(Ron:) …to be able to just go through and open and close doors.
(Gary:) I mean one of the things I will say is that I’ve been playing… you know, I play a new version of the… a new build of this one every time you put it up, which is typically every other day or something like that and it is amazing to me how far each build seems to progress beyond the previous one there is. It’s significant! You can notice it.
One other thing that I found also very helpful -and I don’t know if it’s something we’ll talk about in a post or whatever- is just kind of the whole way you’re managing the bug database because we have a bug database that you know we can go into and see everybody’s particular tasks. Everything is prioritized and you can go and like you know do all of your notes and stuff in that database and that’s real helpful as well.
(Ron:) Yeah, bug databases are so critical and there really aren’t any good ones. I’ve never seen a good bug database. They tend to want to do too much and it’s too cumbersome. So a couple years ago when Clayton 8 and I were working on the iOS stuff, I just wrote my own bug database.
(Gary:) OK, so that’s your own?
(Ron:) Yeah, that’s my own bug database and it’s just simple and it’s focused and you don’t get encumbered of much of stuff. And it’s really nice 'cause we use it not just for bugs but also for a task list. It’s kind of tasks lists and bugs all in one.
(Gary:) Yeah, I don’t want this to go to your head, but it is probably the most fluid, intuitive one I’ve ever used.
(Ron:) It’s 'cause it’s simple. You know, things like Bugzilla and Jira 9 and all these others, they just want to do so much and entering a bug you’re presented with 30 different options you have to fill in and I just don’t want to be doing that. It’s about keeping people focused.
(Gary:) I like this 'cause I do three things and the bug is either recorded or updated or whatever. That’s all I do. I just enter my thing, I hit refresh and it’s done.
(Ron:) Yeah, glad you like it. Well I think that’s it. I can’t think of anything else…
I am having a lot of fun playing the game. Like you said, it’s you get your head down building a game and you’re putting all this stuff in and just yesterday, I came back and I started just actually playing through the game and it is kind of shocking how much of the game is done and how much of it is actually playable. You don’t see that on a day-to-day basis. You only see it when you take a step back.
(Gary:) Well, the other thing that’s really interesting too - aside from that- is the fact that you really do get a feel for this and it does feel to me like one of the games we would have built in 1987.
(Ron:) Yeah, it really does… it does I’m very I’m very happy with it
(Gary:) That’s good. Glad to hear that.

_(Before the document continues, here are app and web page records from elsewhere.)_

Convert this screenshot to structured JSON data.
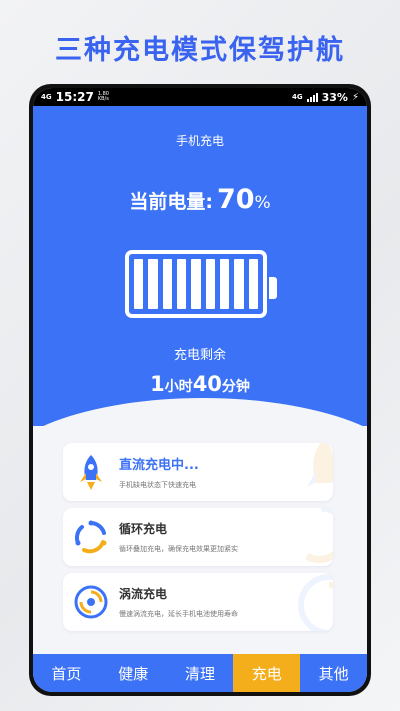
{
  "promo": {
    "title": "三种充电模式保驾护航"
  },
  "status_bar": {
    "network_tag": "4G",
    "time": "15:27",
    "speed_value": "1.80",
    "speed_unit": "KB/s",
    "right_network_tag": "4G",
    "battery_percent": "33%",
    "charging_icon": "bolt-icon"
  },
  "hero": {
    "subtitle": "手机充电",
    "level_label": "当前电量:",
    "level_value": "70",
    "level_unit": "%",
    "battery_icon": "battery-icon",
    "remain_label": "充电剩余",
    "remain_hours": "1",
    "remain_hours_unit": "小时",
    "remain_minutes": "40",
    "remain_minutes_unit": "分钟"
  },
  "modes": [
    {
      "title": "直流充电中...",
      "desc": "手机缺电状态下快速充电",
      "icon": "rocket-icon",
      "active": true
    },
    {
      "title": "循环充电",
      "desc": "循环叠加充电，确保充电效果更加紧实",
      "icon": "cycle-icon",
      "active": false
    },
    {
      "title": "涡流充电",
      "desc": "慢速涡流充电，延长手机电池使用寿命",
      "icon": "vortex-icon",
      "active": false
    }
  ],
  "tabs": [
    {
      "label": "首页",
      "active": false
    },
    {
      "label": "健康",
      "active": false
    },
    {
      "label": "清理",
      "active": false
    },
    {
      "label": "充电",
      "active": true
    },
    {
      "label": "其他",
      "active": false
    }
  ],
  "colors": {
    "primary": "#3c72f6",
    "accent": "#f4ae1c",
    "title": "#3a63f0"
  }
}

(Ron:) Okay, well I guess I will talk to you later and next week… Oh next week I’m gone because I’m moving to Seattle. So next week I’m gonna be mostly moving but David will be back on the podcast next week.
(Gary:) OK, thanks! Take care!
(Ron:) All right, bye!
2: Slang for extremely boring.
3: Yes Ron, hair styles in the 1980’s were really bad.
4: One of the characters in Maniac Mansion. This is how she looked like in the original C64 version and some more, from all angles here. Fan remakes range from this to that
5: In case you missed Thimbleweed Park’s second Nerd and Geek convention… https://www.fangamer.com/products/thimblecon-87-poster
6: Too bad the idea for those costumes changes was cut.
7: refers to the previous podcast where Ron explained having to add an epsilon to fix a math issue with walk boxes.
8: Clayton Kauzlaric, artist and game designer with a shared history of working with Ron Gilbert at Cavedog Entertainment and Beep Games where they made a couple of iOS games like Scurvy Scallywags and The Big Big Castle.
9: Two different bug tracking software systems (although both a play of words on Godzilla). https://en.wikipedia.org/wiki/Bugzilla and https://en.wikipedia.org/wiki/Jira_(software)